Listed records below:
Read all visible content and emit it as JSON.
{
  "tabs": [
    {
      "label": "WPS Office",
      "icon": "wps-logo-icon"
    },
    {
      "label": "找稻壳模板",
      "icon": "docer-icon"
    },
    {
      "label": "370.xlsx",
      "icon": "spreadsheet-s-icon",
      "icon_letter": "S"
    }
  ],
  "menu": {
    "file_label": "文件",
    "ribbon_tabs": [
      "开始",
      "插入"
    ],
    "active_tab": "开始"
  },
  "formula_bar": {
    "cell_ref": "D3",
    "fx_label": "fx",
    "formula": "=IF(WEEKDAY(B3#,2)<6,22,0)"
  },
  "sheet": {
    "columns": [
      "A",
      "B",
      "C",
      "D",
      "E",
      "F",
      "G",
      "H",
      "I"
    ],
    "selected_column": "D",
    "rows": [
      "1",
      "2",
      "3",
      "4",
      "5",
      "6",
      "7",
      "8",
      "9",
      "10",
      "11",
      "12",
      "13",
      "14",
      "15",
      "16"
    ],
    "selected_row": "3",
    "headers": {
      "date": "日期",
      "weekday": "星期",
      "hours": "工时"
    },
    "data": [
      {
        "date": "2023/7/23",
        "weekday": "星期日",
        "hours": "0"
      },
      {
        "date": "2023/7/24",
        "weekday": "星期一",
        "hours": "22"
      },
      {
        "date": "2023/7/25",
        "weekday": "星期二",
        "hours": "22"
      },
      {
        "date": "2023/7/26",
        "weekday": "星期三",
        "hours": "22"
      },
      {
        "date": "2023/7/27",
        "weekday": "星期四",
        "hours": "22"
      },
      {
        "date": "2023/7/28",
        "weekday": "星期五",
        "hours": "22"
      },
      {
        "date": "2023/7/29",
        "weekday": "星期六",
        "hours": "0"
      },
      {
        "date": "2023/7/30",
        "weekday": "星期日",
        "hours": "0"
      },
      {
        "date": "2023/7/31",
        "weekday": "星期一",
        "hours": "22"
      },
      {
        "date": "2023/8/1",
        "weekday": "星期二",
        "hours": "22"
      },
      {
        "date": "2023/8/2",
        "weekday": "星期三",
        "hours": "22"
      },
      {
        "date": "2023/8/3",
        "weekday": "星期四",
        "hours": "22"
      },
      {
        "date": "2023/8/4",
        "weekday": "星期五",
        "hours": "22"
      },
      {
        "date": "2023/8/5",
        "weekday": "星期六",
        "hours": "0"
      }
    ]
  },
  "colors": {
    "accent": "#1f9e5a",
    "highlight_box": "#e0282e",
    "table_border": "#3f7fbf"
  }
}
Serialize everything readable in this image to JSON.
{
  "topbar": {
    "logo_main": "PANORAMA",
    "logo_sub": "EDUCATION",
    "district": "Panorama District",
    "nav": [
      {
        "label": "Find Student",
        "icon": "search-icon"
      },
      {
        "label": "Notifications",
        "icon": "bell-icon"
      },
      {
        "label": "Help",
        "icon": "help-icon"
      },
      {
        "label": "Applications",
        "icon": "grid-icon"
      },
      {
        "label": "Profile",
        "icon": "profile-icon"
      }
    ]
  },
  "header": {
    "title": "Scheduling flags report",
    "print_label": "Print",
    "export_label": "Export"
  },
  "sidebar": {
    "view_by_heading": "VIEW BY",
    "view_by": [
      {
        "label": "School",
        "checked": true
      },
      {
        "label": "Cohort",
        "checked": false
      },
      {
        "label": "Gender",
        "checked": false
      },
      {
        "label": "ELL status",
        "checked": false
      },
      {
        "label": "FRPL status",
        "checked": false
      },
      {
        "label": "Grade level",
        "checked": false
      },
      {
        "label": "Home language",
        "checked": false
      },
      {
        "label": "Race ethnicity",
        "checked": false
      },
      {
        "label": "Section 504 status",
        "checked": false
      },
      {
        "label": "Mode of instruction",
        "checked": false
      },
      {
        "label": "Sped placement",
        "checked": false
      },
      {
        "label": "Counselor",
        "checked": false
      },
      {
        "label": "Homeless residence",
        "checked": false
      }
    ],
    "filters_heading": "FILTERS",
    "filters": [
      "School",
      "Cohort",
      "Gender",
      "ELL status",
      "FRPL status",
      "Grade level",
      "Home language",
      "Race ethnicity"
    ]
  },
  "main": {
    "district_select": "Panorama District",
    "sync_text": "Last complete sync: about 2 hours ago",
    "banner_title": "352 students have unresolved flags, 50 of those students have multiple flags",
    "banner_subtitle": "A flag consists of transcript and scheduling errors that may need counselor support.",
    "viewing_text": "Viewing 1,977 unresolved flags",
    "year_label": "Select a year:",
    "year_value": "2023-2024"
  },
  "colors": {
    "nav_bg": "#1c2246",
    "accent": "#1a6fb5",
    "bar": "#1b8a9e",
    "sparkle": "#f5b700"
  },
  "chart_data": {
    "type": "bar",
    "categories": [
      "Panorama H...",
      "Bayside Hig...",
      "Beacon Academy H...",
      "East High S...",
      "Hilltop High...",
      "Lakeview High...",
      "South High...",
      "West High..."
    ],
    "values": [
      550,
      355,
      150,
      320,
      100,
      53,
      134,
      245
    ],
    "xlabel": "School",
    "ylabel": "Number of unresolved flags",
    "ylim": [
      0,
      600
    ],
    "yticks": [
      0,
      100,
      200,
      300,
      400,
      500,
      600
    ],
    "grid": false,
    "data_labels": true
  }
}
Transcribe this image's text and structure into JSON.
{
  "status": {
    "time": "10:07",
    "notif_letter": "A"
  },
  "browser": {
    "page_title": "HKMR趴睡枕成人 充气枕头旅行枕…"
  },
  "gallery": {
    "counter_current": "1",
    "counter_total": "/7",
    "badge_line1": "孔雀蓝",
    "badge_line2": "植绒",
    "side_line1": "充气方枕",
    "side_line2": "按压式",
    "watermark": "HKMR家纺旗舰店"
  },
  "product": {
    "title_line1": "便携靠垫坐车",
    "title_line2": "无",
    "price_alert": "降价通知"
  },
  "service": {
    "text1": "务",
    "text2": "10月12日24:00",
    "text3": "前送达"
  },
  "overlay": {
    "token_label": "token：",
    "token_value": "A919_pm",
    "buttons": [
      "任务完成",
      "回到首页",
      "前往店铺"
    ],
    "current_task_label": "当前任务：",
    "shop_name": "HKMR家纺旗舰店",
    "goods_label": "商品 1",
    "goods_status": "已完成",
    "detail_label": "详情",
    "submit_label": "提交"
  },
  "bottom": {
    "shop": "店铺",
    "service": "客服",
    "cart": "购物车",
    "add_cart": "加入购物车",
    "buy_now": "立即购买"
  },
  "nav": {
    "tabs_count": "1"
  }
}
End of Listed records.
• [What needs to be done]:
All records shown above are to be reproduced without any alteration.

• [Task response]:
Read all visible content and emit it as JSON.
{
  "tabs": [
    {
      "label": "WPS Office",
      "icon": "wps-logo-icon"
    },
    {
      "label": "找稻壳模板",
      "icon": "docer-icon"
    },
    {
      "label": "370.xlsx",
      "icon": "spreadsheet-s-icon",
      "icon_letter": "S"
    }
  ],
  "menu": {
    "file_label": "文件",
    "ribbon_tabs": [
      "开始",
      "插入"
    ],
    "active_tab": "开始"
  },
  "formula_bar": {
    "cell_ref": "D3",
    "fx_label": "fx",
    "formula": "=IF(WEEKDAY(B3#,2)<6,22,0)"
  },
  "sheet": {
    "columns": [
      "A",
      "B",
      "C",
      "D",
      "E",
      "F",
      "G",
      "H",
      "I"
    ],
    "selected_column": "D",
    "rows": [
      "1",
      "2",
      "3",
      "4",
      "5",
      "6",
      "7",
      "8",
      "9",
      "10",
      "11",
      "12",
      "13",
      "14",
      "15",
      "16"
    ],
    "selected_row": "3",
    "headers": {
      "date": "日期",
      "weekday": "星期",
      "hours": "工时"
    },
    "data": [
      {
        "date": "2023/7/23",
        "weekday": "星期日",
        "hours": "0"
      },
      {
        "date": "2023/7/24",
        "weekday": "星期一",
        "hours": "22"
      },
      {
        "date": "2023/7/25",
        "weekday": "星期二",
        "hours": "22"
      },
      {
        "date": "2023/7/26",
        "weekday": "星期三",
        "hours": "22"
      },
      {
        "date": "2023/7/27",
        "weekday": "星期四",
        "hours": "22"
      },
      {
        "date": "2023/7/28",
        "weekday": "星期五",
        "hours": "22"
      },
      {
        "date": "2023/7/29",
        "weekday": "星期六",
        "hours": "0"
      },
      {
        "date": "2023/7/30",
        "weekday": "星期日",
        "hours": "0"
      },
      {
        "date": "2023/7/31",
        "weekday": "星期一",
        "hours": "22"
      },
      {
        "date": "2023/8/1",
        "weekday": "星期二",
        "hours": "22"
      },
      {
        "date": "2023/8/2",
        "weekday": "星期三",
        "hours": "22"
      },
      {
        "date": "2023/8/3",
        "weekday": "星期四",
        "hours": "22"
      },
      {
        "date": "2023/8/4",
        "weekday": "星期五",
        "hours": "22"
      },
      {
        "date": "2023/8/5",
        "weekday": "星期六",
        "hours": "0"
      }
    ]
  },
  "colors": {
    "accent": "#1f9e5a",
    "highlight_box": "#e0282e",
    "table_border": "#3f7fbf"
  }
}
Serialize everything readable in this image to JSON.
{
  "topbar": {
    "logo_main": "PANORAMA",
    "logo_sub": "EDUCATION",
    "district": "Panorama District",
    "nav": [
      {
        "label": "Find Student",
        "icon": "search-icon"
      },
      {
        "label": "Notifications",
        "icon": "bell-icon"
      },
      {
        "label": "Help",
        "icon": "help-icon"
      },
      {
        "label": "Applications",
        "icon": "grid-icon"
      },
      {
        "label": "Profile",
        "icon": "profile-icon"
      }
    ]
  },
  "header": {
    "title": "Scheduling flags report",
    "print_label": "Print",
    "export_label": "Export"
  },
  "sidebar": {
    "view_by_heading": "VIEW BY",
    "view_by": [
      {
        "label": "School",
        "checked": true
      },
      {
        "label": "Cohort",
        "checked": false
      },
      {
        "label": "Gender",
        "checked": false
      },
      {
        "label": "ELL status",
        "checked": false
      },
      {
        "label": "FRPL status",
        "checked": false
      },
      {
        "label": "Grade level",
        "checked": false
      },
      {
        "label": "Home language",
        "checked": false
      },
      {
        "label": "Race ethnicity",
        "checked": false
      },
      {
        "label": "Section 504 status",
        "checked": false
      },
      {
        "label": "Mode of instruction",
        "checked": false
      },
      {
        "label": "Sped placement",
        "checked": false
      },
      {
        "label": "Counselor",
        "checked": false
      },
      {
        "label": "Homeless residence",
        "checked": false
      }
    ],
    "filters_heading": "FILTERS",
    "filters": [
      "School",
      "Cohort",
      "Gender",
      "ELL status",
      "FRPL status",
      "Grade level",
      "Home language",
      "Race ethnicity"
    ]
  },
  "main": {
    "district_select": "Panorama District",
    "sync_text": "Last complete sync: about 2 hours ago",
    "banner_title": "352 students have unresolved flags, 50 of those students have multiple flags",
    "banner_subtitle": "A flag consists of transcript and scheduling errors that may need counselor support.",
    "viewing_text": "Viewing 1,977 unresolved flags",
    "year_label": "Select a year:",
    "year_value": "2023-2024"
  },
  "colors": {
    "nav_bg": "#1c2246",
    "accent": "#1a6fb5",
    "bar": "#1b8a9e",
    "sparkle": "#f5b700"
  },
  "chart_data": {
    "type": "bar",
    "categories": [
      "Panorama H...",
      "Bayside Hig...",
      "Beacon Academy H...",
      "East High S...",
      "Hilltop High...",
      "Lakeview High...",
      "South High...",
      "West High..."
    ],
    "values": [
      550,
      355,
      150,
      320,
      100,
      53,
      134,
      245
    ],
    "xlabel": "School",
    "ylabel": "Number of unresolved flags",
    "ylim": [
      0,
      600
    ],
    "yticks": [
      0,
      100,
      200,
      300,
      400,
      500,
      600
    ],
    "grid": false,
    "data_labels": true
  }
}
Transcribe this image's text and structure into JSON.
{
  "status": {
    "time": "10:07",
    "notif_letter": "A"
  },
  "browser": {
    "page_title": "HKMR趴睡枕成人 充气枕头旅行枕…"
  },
  "gallery": {
    "counter_current": "1",
    "counter_total": "/7",
    "badge_line1": "孔雀蓝",
    "badge_line2": "植绒",
    "side_line1": "充气方枕",
    "side_line2": "按压式",
    "watermark": "HKMR家纺旗舰店"
  },
  "product": {
    "title_line1": "便携靠垫坐车",
    "title_line2": "无",
    "price_alert": "降价通知"
  },
  "service": {
    "text1": "务",
    "text2": "10月12日24:00",
    "text3": "前送达"
  },
  "overlay": {
    "token_label": "token：",
    "token_value": "A919_pm",
    "buttons": [
      "任务完成",
      "回到首页",
      "前往店铺"
    ],
    "current_task_label": "当前任务：",
    "shop_name": "HKMR家纺旗舰店",
    "goods_label": "商品 1",
    "goods_status": "已完成",
    "detail_label": "详情",
    "submit_label": "提交"
  },
  "bottom": {
    "shop": "店铺",
    "service": "客服",
    "cart": "购物车",
    "add_cart": "加入购物车",
    "buy_now": "立即购买"
  },
  "nav": {
    "tabs_count": "1"
  }
}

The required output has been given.